It also means being front and center in the soon-to-arrive “connected car,” Smulyan said Wednesday during a Hispanic Radio Conference interview conducted by RBR+TVBR Editor-in-Chief Adam R Jacobson.
The NextRadio app, developed by Emmis subsidiary TagStation LLC as the key tool for “unlocking” an FM chip in the smartphone, dominated the conversation. With the session devoted to “securing your station’s smartphone space,” Smulyan — like he has done in the recent past — took aim at Apple for failing to manufacture hand-held devices capable of receiving FM signals.
He said, “NextRadio is on just about every Android phone. We don’t have Apple and that’s our last mission.”
Why has Apple been less than willing to bring FM radio to its iPhones or other iOs-powered devices? When you have $325 billion in the back like Apple, he said, you don’t have to listen to a lot of external people, he said. Smulyan added that Apple’s decision to purchase Beats Music had a significant impact on how Apple views radio.
“With NextRadio, music is free,” Smulyan said. “They are worried consumers won’t spend $10 per month if the music is free. They are going to stonewall us as long as they can. That’s why we have to get our listeners to push it.”

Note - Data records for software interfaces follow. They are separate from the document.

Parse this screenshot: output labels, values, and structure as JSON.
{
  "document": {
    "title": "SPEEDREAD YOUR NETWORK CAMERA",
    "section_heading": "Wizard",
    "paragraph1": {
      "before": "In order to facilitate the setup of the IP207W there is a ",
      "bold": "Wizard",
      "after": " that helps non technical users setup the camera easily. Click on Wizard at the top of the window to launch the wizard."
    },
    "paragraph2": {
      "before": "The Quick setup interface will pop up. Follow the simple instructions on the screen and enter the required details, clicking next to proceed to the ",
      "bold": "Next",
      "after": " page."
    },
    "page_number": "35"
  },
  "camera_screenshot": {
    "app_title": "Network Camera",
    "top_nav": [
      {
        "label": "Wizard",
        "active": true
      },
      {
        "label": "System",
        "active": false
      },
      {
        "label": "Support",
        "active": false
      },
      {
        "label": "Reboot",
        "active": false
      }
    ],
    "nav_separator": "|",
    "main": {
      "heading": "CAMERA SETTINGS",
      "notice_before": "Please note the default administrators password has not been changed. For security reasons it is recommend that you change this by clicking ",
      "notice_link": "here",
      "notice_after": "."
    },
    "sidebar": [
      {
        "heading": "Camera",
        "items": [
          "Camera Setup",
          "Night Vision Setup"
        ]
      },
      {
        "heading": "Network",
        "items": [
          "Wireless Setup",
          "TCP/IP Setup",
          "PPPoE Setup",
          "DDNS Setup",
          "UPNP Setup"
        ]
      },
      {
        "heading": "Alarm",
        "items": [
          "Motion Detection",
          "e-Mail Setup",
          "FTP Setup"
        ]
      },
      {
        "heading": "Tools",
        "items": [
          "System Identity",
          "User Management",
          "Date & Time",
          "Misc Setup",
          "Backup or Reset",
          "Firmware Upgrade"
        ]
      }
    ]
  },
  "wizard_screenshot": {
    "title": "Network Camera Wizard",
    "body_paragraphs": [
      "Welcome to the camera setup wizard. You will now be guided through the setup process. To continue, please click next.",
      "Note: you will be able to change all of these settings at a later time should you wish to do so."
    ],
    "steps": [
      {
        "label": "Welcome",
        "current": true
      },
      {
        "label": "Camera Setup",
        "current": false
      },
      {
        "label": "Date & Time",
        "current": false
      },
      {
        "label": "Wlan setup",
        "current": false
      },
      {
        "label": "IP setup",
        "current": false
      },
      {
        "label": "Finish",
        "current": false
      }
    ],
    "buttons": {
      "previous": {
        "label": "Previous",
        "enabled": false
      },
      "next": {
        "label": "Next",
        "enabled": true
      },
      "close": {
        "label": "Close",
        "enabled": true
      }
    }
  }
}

It was then suggested that Hispanic radio leaders unite in contacting their Members of Congress to push Washington to act, and further persuade Apple to make a move FCC Chairman Ajit Pai has supported — so long as the Federal government does not mandate what should be left for the free market to decide.
For Smulyan, Apple won’t likely budge until it is forced to. “It boils down to money,” he said. “When enough people say enough is enough, things will change.”

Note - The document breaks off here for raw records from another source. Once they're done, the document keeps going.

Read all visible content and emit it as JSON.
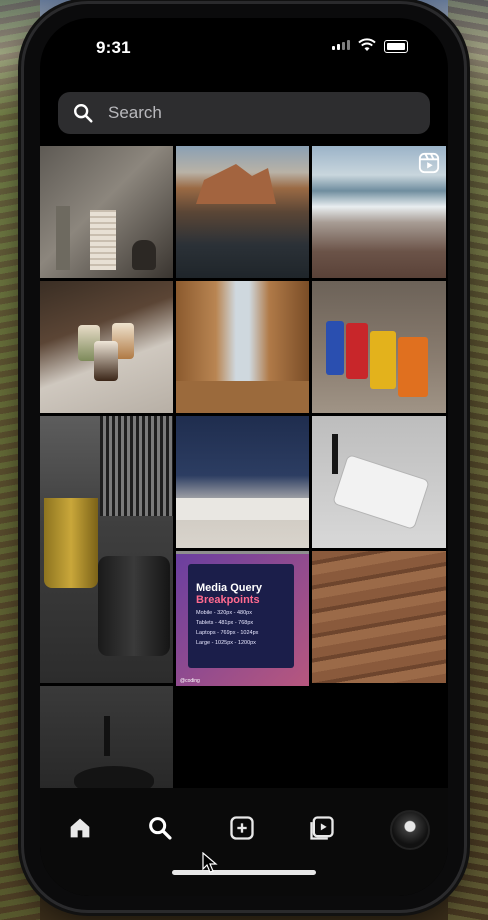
{
  "status_bar": {
    "time": "9:31"
  },
  "search": {
    "placeholder": "Search"
  },
  "grid": {
    "tiles": [
      {
        "name": "bathroom-pedestal-sink"
      },
      {
        "name": "rocky-coast"
      },
      {
        "name": "beach-waves-reel",
        "reel": true
      },
      {
        "name": "iced-lattes"
      },
      {
        "name": "canyon-rock-arch"
      },
      {
        "name": "colorful-cylinder-sinks"
      },
      {
        "name": "gold-black-washbasin"
      },
      {
        "name": "navy-kitchen"
      },
      {
        "name": "marble-vessel-sink"
      },
      {
        "name": "white-pedestal-basins"
      },
      {
        "name": "wooden-deck"
      },
      {
        "name": "dark-sink-mirror"
      }
    ]
  },
  "media_query_post": {
    "title": "Media Query",
    "subtitle": "Breakpoints",
    "lines": [
      "Mobile - 320px - 480px",
      "Tablets - 481px - 768px",
      "Laptops - 769px - 1024px",
      "Large - 1025px - 1200px"
    ],
    "handle": "@coding"
  },
  "tab_bar": {
    "items": [
      "home",
      "search",
      "create",
      "reels",
      "profile"
    ]
  },
  "colors": {
    "screen_bg": "#000000",
    "search_bg": "#2d2d2f",
    "accent_pink": "#ff6a8f"
  }
}
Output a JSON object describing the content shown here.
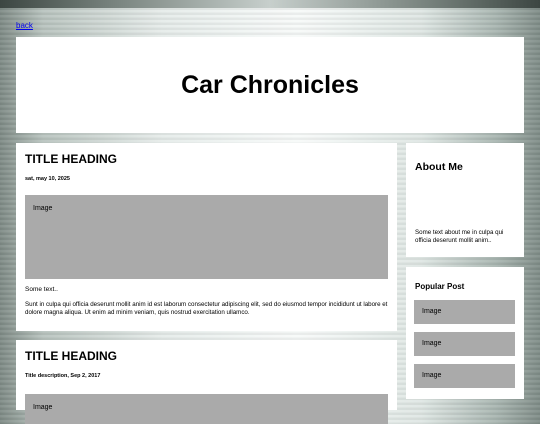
{
  "nav": {
    "back_label": "back"
  },
  "header": {
    "title": "Car Chronicles"
  },
  "posts": [
    {
      "title": "TITLE HEADING",
      "date": "sat, may 10, 2025",
      "image_label": "Image",
      "some_text": "Some text..",
      "body": "Sunt in culpa qui officia deserunt mollit anim id est laborum consectetur adipiscing elit, sed do eiusmod tempor incididunt ut labore et dolore magna aliqua. Ut enim ad minim veniam, quis nostrud exercitation ullamco."
    },
    {
      "title": "TITLE HEADING",
      "date": "Title description, Sep 2, 2017",
      "image_label": "Image"
    }
  ],
  "sidebar": {
    "about_title": "About Me",
    "about_text": "Some text about me in culpa qui officia deserunt mollit anim..",
    "popular_title": "Popular Post",
    "popular_items": [
      "Image",
      "Image",
      "Image"
    ]
  },
  "colors": {
    "image_placeholder": "#aaaaaa",
    "link": "#0000ee"
  }
}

Smulyan was also asked by Jacobson about the future of in-dash audio entertainment, and the coming presence of an embedded tuner that may appear to the driver as a simple screen of apps — not so different from a smartphone. Will radio be there?

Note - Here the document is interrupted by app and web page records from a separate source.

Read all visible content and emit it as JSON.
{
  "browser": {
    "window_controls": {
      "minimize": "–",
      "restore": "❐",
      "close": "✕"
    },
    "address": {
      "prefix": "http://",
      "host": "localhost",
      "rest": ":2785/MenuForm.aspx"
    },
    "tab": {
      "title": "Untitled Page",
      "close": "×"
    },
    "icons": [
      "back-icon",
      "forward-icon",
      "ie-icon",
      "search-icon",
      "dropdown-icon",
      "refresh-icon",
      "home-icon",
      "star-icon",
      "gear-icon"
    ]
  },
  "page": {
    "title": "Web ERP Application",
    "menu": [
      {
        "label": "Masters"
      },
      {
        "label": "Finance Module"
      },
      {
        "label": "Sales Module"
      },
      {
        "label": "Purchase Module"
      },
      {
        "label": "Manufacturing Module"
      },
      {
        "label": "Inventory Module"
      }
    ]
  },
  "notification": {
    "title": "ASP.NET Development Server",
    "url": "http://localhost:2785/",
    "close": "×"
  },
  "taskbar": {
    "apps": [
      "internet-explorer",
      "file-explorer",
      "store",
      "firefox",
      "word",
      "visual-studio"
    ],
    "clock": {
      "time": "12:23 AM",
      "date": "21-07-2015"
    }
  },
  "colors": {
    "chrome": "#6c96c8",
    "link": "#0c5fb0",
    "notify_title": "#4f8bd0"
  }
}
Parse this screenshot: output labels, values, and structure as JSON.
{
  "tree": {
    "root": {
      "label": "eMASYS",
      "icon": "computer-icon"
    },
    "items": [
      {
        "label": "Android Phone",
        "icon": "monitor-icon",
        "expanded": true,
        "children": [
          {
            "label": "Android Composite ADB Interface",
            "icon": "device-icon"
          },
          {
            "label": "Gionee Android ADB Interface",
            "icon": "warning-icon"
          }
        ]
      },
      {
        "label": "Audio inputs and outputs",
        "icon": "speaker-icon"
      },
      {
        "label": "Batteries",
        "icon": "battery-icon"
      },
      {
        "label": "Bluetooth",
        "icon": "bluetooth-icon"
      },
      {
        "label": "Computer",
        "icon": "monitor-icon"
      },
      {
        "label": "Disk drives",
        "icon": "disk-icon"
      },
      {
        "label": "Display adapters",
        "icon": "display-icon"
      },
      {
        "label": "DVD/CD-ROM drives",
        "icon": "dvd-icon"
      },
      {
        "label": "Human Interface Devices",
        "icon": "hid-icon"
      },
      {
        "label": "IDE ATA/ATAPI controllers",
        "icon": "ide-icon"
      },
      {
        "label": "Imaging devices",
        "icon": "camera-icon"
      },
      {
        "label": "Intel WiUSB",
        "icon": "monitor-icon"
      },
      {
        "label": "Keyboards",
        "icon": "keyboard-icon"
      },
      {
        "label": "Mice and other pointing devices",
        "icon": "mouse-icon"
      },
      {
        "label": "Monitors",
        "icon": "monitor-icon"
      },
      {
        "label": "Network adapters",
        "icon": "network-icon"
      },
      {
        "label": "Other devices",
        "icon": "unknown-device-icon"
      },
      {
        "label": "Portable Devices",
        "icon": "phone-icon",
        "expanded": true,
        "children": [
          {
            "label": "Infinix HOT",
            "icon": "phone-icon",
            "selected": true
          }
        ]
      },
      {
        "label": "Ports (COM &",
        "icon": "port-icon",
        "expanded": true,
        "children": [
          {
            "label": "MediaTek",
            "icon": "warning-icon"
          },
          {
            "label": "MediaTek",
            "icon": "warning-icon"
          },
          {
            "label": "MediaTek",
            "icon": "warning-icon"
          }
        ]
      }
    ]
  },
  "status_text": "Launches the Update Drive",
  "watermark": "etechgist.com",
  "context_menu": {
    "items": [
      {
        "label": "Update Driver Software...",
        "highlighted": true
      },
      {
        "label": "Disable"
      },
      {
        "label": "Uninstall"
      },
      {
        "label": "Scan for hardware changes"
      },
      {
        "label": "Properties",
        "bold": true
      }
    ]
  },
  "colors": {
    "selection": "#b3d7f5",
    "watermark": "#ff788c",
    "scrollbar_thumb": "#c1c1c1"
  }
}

If so, Smulyan said, it cannot appear on the fifth page of apps.
“We have to be on that first page and NextRadio is the driver to get us there,” he said, adding that NextRadio is working with the auto manufacturers to help make sure radio remains relevant in the automobile of the future. “When the car of the future comes out, if you are not there (on that first page), you will be forgotten. We have to compete in the world that is out there.”
With Jacobson mentioning the continued popularity of Spotify and Pandora, Smulyan pointed to the visual component that NextRadio brings traditional radio stations — along with data and analytics that advertisers seek. That’s where TagStation comes in to play, with Smulyan inviting conference participants to sign up as, to his surprise, few at the sold-out conference were familiar with TagStation.
— Additional reporting from Radio INK